While intertwining humorous stories of her time in both politics and commentary, keynote speaker and Wall Street Journal columnist Peggy Noonan spoke to the Conference pillar of “trust.” To rebuild trust and make America a more peaceful nation, the responsibility falls not on leaders and institutions, but on individuals in their daily life, Noonan said.

The Pulitzer Prize-winning columnist stressed that the nation is facing an epidemic of tactlessness. While it may be an antiquated virtue, tact is crucial in both personal interactions as well as efforts to address society’s most perplexing issues.

Her call to action? Be one of the few. Despite their monolithic appearance and often imposing veneer, America’s civic and societal institutions are alarmingly fragile and highly dependent on human effort. They are saved every day only by the quite heroism of the few who decide to make a difference.

“… Our mighty institutions — the grand marble courthouses, gleaming government buildings, and soaring cathedrals — are in daily need of saving … by the wisdom and patience, by the quiet heroism of the few, of the good boss, of the manager who doesn’t think, ‘This company exists to employ me, this company exists to provide a service and to help people, and I have a great job in it.’ Try to have a sense of not a job, but a vocation,” Noonan said.

Following her address, Noonan was joined on stage by Detroit News columnist and associate business editor Daniel Howes for a brief Q&A session, where she shared her thoughts behind the rise and subsequent election of President Trump, and how the tension in America may be reaching a cultural fissure — a “Lincoln-esque moment,” where the country may break apart.

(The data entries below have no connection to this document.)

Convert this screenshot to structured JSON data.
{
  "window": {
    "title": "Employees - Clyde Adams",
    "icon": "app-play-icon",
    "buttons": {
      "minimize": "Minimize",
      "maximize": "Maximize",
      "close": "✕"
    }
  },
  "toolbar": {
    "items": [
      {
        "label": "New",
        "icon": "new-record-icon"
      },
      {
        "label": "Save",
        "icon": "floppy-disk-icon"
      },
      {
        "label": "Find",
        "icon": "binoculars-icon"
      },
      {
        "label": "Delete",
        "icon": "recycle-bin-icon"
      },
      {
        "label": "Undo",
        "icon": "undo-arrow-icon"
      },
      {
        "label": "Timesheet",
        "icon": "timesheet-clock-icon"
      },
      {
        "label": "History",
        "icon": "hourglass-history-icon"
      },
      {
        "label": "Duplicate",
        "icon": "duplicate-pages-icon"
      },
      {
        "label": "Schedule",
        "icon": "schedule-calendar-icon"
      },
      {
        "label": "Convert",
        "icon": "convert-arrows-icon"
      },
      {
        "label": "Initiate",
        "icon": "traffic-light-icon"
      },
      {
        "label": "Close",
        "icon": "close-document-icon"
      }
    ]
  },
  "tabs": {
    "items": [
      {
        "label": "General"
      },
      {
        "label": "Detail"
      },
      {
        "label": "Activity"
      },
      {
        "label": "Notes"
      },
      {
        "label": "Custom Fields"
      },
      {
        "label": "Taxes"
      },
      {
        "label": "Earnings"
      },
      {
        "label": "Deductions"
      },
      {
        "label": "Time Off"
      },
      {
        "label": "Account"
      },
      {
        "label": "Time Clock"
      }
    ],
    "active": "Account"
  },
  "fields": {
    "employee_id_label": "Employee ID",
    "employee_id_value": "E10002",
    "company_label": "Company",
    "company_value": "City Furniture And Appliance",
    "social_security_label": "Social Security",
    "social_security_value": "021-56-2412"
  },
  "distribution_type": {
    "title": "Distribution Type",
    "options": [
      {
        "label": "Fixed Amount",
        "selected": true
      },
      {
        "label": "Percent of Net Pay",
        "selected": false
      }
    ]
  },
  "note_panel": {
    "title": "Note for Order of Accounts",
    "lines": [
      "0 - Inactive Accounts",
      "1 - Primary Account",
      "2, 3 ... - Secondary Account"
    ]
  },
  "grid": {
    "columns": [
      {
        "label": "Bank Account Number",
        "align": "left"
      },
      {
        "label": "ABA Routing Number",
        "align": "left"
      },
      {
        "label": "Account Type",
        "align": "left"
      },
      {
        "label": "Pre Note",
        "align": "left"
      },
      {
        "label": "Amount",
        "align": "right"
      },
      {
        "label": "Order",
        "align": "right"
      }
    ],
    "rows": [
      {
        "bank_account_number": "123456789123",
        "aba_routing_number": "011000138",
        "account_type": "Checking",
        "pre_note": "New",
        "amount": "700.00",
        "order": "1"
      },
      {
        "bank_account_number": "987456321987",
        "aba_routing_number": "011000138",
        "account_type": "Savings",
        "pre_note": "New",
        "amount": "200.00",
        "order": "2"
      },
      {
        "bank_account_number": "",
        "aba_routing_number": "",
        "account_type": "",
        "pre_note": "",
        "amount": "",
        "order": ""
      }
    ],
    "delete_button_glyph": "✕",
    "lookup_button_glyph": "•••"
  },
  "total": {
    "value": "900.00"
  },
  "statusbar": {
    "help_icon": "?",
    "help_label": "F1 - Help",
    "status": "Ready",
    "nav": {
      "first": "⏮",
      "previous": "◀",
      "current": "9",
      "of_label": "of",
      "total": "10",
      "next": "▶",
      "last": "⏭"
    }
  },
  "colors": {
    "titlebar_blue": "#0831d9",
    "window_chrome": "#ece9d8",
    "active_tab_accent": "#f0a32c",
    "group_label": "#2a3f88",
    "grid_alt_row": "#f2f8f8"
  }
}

Key Takeaways:

  • America’s declining trust is a crisis. Declining trust in democratic institutions reflects a more dangerous lack of trust in ourselves and in democracy as a model of government.
  • All of us, but especially young people, should understand that institutions are only as strong as the people in them.
  • Strong beliefs are formed in adolescence, and it is up to community leaders to model to youth the way they should think of business, government, and other societal functions.
  • There is a gap between skepticism and cynicism. Skepticism is healthy, but cynicism is a hard-setting virus that attacks the will to make change.
  • In this moment in time, it is not President Trump’ stated mission or intent to rebuilt trust. A humble, more collegial government starts with states and communities, as leaders work to restore tactfulness and peace.

The session was sponsored by Consumers Energy.